Here is the introduction to this series, and here is my discussion of the first fallacy in this series. In today's article, I'm going to be looking at the strawman fallacy.
Simply stated, the strawman fallacy is committed when you attack a similar argument to the one a person presents, but is a distorted version. So you are responding to a different argument which means that your response does not engage with and rebut his argument.
According to Daniel T. Edward in Attacking Faulty Reasoning: A Practical Guide to Fallacy-Free Arguments (Wadsworth, pp. 157-159), the origins of the term are unclear. The usage of the term in rhetoric suggests a human figure made of straw which is easily knocked down or destroyed, such as a military training dummy, scarecrow, or effigy (as cited and quoted by Wikipedia).
The reason that this is a fallacy should be obvious: By attacking a similar but distorted argument, you are not really addressing the argument made.

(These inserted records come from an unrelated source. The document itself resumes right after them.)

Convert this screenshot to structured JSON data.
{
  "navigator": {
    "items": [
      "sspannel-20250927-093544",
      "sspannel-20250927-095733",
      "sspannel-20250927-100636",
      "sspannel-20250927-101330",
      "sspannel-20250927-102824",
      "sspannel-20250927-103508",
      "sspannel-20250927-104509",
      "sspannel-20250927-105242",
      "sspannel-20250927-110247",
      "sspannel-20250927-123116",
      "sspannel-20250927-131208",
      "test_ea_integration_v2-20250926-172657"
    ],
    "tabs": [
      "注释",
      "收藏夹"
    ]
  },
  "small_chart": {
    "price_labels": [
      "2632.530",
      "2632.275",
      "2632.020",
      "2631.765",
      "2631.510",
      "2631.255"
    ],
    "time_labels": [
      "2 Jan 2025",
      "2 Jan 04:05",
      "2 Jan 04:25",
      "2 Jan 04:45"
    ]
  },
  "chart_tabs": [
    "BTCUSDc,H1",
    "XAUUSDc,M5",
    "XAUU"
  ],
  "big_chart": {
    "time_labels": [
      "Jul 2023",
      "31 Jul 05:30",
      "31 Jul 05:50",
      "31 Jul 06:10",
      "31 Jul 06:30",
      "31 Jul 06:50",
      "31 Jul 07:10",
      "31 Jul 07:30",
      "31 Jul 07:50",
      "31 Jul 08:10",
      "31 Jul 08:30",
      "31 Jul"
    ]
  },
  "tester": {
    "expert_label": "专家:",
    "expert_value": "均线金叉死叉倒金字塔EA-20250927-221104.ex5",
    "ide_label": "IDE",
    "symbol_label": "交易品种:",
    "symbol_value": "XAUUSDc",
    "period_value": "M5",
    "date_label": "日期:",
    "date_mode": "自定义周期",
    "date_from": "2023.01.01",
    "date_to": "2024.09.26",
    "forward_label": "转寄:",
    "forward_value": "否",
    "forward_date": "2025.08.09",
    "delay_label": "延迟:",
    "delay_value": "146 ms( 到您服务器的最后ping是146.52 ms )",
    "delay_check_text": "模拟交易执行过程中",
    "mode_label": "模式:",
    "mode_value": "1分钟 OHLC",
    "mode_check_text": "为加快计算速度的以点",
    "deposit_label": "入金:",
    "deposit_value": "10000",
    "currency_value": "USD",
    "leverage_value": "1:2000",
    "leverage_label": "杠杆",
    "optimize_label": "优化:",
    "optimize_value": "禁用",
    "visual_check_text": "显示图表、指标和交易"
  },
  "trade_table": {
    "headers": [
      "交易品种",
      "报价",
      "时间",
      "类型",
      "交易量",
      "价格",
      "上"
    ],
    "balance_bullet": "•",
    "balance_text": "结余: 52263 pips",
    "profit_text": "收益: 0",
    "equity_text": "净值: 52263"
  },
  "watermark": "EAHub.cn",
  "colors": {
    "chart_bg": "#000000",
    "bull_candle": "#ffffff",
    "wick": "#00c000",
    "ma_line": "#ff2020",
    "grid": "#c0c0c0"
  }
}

So the argument stands, but it may appear you have defeated it because of the similarities.
Here are a couple of examples of this fallacy in action:
A common pro-choice strawman argument is: If abortion is homicide, then masturbation is mass murder. I have given this argument a much fuller treatment elsewhere, but essentially, as Scott Klusendorf mentions in his book The Case for Life, this makes the elementary mistake of confusing parts with wholes. Sperm cells are part of the parent organism's body, whereas the unborn is a whole, separate, individual organism of the human species that develop themselves from within into a more mature version of themselves, along the path of human development. All of us began life as a zygote, then developed into an embryo, fetus, newborn, infant, etc.
A common pro-life strawman I hear is when a pro-life person misunderstands bodily rights arguments. When a pro-choice person tries to argue they have a right to refuse life-giving treatment to the unborn, pro-life people often mistake this as the much weaker argument that a woman can do whatever she wants to or with anything in her body. It's important to keep these two arguments separate in your mind. Here is an article I've written on this very topic for clarification.
This is one fallacy that is easy to make but is also easy to avoid. If we just take the time to really understand what the other person is saying, then we can easily avoid frustrating them by responding to something they're really saying and not misrepresenting them or their views.